*** Opening of Extracted information ***

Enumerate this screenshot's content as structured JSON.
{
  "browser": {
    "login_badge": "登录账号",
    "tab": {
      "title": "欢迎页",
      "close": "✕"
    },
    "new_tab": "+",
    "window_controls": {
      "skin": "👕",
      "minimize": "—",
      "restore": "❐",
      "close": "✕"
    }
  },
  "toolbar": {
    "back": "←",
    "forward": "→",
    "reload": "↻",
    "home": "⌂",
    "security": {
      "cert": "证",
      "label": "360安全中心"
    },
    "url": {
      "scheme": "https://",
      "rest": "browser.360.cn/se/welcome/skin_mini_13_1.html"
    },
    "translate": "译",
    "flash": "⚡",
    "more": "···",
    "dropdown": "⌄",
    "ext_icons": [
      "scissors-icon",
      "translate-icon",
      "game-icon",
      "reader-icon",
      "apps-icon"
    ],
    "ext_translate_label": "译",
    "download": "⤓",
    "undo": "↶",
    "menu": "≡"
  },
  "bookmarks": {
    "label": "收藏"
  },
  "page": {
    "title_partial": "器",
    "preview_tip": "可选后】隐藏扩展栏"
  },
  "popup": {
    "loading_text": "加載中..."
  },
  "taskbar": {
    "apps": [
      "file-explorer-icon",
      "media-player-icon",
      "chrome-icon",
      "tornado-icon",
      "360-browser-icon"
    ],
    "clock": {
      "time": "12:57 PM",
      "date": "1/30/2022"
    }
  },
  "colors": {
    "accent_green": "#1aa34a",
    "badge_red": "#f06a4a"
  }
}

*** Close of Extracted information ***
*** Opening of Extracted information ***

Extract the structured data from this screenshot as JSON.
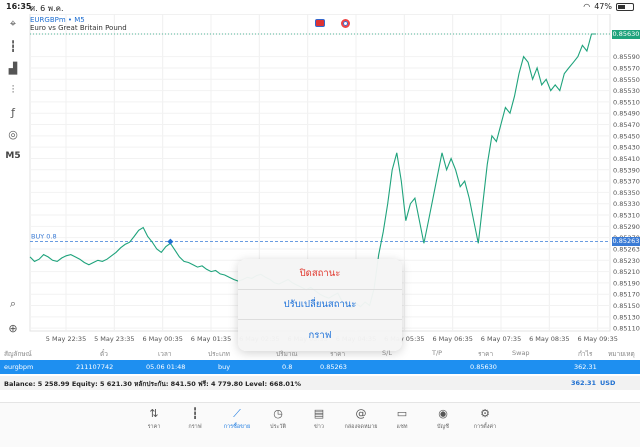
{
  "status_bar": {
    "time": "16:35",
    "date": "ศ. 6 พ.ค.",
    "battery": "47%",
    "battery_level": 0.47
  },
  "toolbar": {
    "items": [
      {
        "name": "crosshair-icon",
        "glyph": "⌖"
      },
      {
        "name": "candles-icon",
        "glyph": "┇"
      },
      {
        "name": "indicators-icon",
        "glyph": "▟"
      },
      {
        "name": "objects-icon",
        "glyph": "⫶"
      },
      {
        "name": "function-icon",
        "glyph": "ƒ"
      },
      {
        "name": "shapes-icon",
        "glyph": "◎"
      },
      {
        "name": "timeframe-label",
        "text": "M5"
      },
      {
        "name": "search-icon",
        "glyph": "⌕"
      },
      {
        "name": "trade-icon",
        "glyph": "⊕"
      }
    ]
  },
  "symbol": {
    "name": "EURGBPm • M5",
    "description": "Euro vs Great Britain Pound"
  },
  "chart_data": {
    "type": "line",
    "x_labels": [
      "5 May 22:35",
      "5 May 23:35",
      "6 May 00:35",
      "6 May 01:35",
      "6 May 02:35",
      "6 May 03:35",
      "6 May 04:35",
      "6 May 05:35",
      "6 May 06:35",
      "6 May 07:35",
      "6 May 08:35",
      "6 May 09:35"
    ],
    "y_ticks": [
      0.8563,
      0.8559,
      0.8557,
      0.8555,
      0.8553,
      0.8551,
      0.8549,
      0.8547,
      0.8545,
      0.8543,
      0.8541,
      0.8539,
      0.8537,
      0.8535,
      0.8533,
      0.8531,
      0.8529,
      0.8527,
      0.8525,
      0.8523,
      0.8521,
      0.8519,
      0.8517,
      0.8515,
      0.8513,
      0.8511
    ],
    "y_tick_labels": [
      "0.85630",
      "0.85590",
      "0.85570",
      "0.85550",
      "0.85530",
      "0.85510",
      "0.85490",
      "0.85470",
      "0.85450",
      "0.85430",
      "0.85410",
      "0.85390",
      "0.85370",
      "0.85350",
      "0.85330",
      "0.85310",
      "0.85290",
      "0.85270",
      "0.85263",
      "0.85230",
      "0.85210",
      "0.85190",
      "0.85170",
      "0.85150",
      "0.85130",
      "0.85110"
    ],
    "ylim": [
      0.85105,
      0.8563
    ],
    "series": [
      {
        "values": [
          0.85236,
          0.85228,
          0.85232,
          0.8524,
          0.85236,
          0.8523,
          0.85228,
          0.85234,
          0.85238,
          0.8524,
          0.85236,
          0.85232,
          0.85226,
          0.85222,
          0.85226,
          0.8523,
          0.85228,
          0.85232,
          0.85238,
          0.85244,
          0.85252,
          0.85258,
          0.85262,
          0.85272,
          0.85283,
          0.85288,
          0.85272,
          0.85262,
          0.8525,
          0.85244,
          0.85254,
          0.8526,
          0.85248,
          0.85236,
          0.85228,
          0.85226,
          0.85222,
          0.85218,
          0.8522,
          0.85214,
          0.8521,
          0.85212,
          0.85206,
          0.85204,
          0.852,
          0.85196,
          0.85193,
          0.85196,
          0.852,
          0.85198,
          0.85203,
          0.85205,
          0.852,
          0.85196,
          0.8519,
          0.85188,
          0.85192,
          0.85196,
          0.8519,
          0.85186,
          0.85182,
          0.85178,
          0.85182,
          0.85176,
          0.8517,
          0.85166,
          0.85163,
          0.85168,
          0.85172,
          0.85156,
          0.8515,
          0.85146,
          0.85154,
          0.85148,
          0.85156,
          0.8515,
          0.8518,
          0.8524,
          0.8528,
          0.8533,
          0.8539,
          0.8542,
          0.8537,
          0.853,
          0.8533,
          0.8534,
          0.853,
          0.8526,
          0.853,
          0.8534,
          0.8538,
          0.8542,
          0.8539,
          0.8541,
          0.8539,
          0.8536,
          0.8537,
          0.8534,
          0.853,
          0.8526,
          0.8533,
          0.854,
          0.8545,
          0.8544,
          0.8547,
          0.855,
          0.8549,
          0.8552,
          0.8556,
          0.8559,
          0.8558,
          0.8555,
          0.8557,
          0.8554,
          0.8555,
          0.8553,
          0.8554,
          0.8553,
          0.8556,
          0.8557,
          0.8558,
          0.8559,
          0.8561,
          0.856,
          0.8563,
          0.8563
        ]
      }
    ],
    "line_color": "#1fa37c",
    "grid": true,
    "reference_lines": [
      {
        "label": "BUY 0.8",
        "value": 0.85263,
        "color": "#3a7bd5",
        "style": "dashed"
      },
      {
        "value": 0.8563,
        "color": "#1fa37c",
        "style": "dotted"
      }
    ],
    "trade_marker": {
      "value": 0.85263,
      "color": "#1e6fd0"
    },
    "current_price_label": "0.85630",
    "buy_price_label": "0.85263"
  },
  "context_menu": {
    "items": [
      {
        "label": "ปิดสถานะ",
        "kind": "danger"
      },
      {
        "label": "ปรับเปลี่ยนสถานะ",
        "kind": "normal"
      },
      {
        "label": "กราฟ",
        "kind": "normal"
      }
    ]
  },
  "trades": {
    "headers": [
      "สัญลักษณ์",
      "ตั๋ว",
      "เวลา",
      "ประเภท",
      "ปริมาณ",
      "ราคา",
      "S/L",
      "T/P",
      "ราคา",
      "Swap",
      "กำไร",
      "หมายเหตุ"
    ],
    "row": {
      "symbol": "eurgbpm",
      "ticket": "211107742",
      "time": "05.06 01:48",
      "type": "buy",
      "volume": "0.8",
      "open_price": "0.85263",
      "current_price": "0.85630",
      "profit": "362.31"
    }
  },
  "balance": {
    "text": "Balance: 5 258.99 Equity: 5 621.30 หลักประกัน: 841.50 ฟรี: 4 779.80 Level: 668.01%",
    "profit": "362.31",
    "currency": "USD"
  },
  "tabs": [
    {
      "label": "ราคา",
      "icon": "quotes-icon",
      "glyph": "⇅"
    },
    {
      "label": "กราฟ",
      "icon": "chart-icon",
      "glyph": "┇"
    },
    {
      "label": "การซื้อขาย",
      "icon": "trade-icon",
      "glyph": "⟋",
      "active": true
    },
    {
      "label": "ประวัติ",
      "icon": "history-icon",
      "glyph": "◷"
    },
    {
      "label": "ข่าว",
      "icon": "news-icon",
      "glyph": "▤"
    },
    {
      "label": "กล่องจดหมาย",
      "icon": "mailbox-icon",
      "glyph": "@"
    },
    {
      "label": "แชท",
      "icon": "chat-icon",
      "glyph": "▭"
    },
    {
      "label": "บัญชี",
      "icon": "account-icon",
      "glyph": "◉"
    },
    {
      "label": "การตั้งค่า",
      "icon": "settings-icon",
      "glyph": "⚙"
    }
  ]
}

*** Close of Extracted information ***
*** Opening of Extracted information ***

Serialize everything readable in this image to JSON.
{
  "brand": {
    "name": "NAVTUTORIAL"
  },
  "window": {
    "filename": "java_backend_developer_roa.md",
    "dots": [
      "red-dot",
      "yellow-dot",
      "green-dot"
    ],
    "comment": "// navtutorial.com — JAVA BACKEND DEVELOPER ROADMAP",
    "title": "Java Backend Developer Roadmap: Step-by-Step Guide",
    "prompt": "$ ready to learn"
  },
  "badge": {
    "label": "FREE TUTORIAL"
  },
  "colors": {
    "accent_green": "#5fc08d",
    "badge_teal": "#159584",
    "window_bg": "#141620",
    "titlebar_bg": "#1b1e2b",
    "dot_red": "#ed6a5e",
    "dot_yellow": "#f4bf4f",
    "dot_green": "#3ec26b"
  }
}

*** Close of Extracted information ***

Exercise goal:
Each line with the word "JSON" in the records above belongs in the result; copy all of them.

Exercise output:
Enumerate this screenshot's content as structured JSON.
Extract the structured data from this screenshot as JSON.
Serialize everything readable in this image to JSON.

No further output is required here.